» **TASK BRIEF**
Find every line in the records below that holds the word "name", and copy each one.

App and web page records:
· · · ·
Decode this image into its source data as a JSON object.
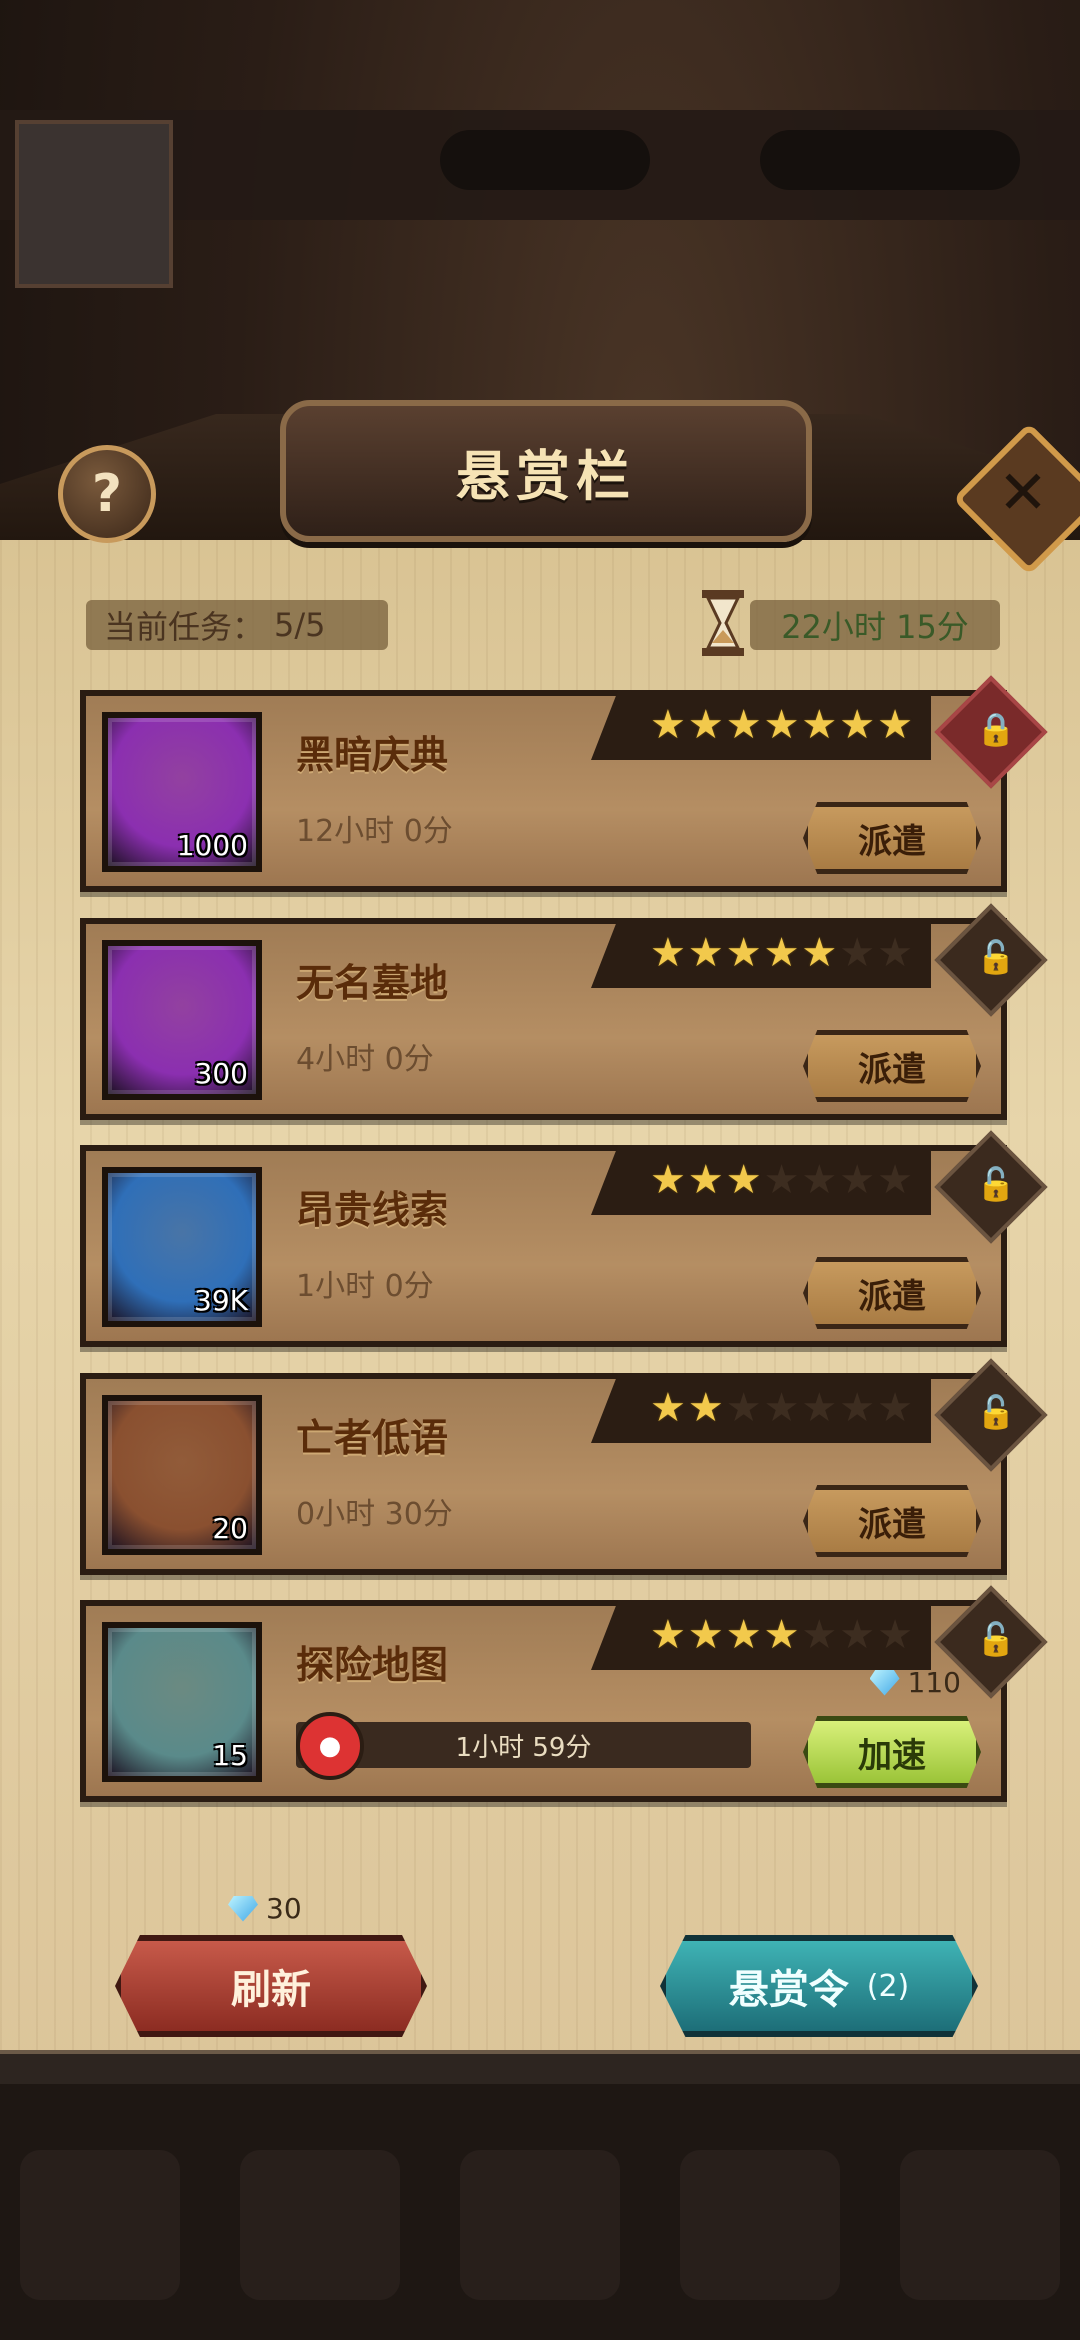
{
  "header": {
    "title": "悬赏栏",
    "help_icon": "?",
    "close_icon": "✕"
  },
  "status": {
    "current_label": "当前任务：",
    "current_value": "5/5",
    "timer": "22小时 15分"
  },
  "bounties": [
    {
      "name": "黑暗庆典",
      "duration": "12小时 0分",
      "item_count": "1000",
      "item_color": "#8b2fb0",
      "stars_on": 7,
      "locked": true,
      "action": "派遣"
    },
    {
      "name": "无名墓地",
      "duration": "4小时 0分",
      "item_count": "300",
      "item_color": "#8b2fb0",
      "stars_on": 5,
      "locked": false,
      "action": "派遣"
    },
    {
      "name": "昂贵线索",
      "duration": "1小时 0分",
      "item_count": "39K",
      "item_color": "#2f6fb8",
      "stars_on": 3,
      "locked": false,
      "action": "派遣"
    },
    {
      "name": "亡者低语",
      "duration": "0小时 30分",
      "item_count": "20",
      "item_color": "#8a5030",
      "stars_on": 2,
      "locked": false,
      "action": "派遣"
    },
    {
      "name": "探险地图",
      "progress_text": "1小时 59分",
      "item_count": "15",
      "item_color": "#5a8a8a",
      "stars_on": 4,
      "locked": false,
      "action": "加速",
      "speed_cost": "110"
    }
  ],
  "footer": {
    "refresh_label": "刷新",
    "refresh_cost": "30",
    "bounty_token_label": "悬赏令",
    "bounty_token_count": "(2)"
  },
  "colors": {
    "accent_gold": "#f2c94c",
    "parchment": "#e7d5aa"
  }
}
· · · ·
» **PROBLEM SOLUTION**
      "name": "黑暗庆典",
      "name": "无名墓地",
      "name": "昂贵线索",
      "name": "亡者低语",
      "name": "探险地图",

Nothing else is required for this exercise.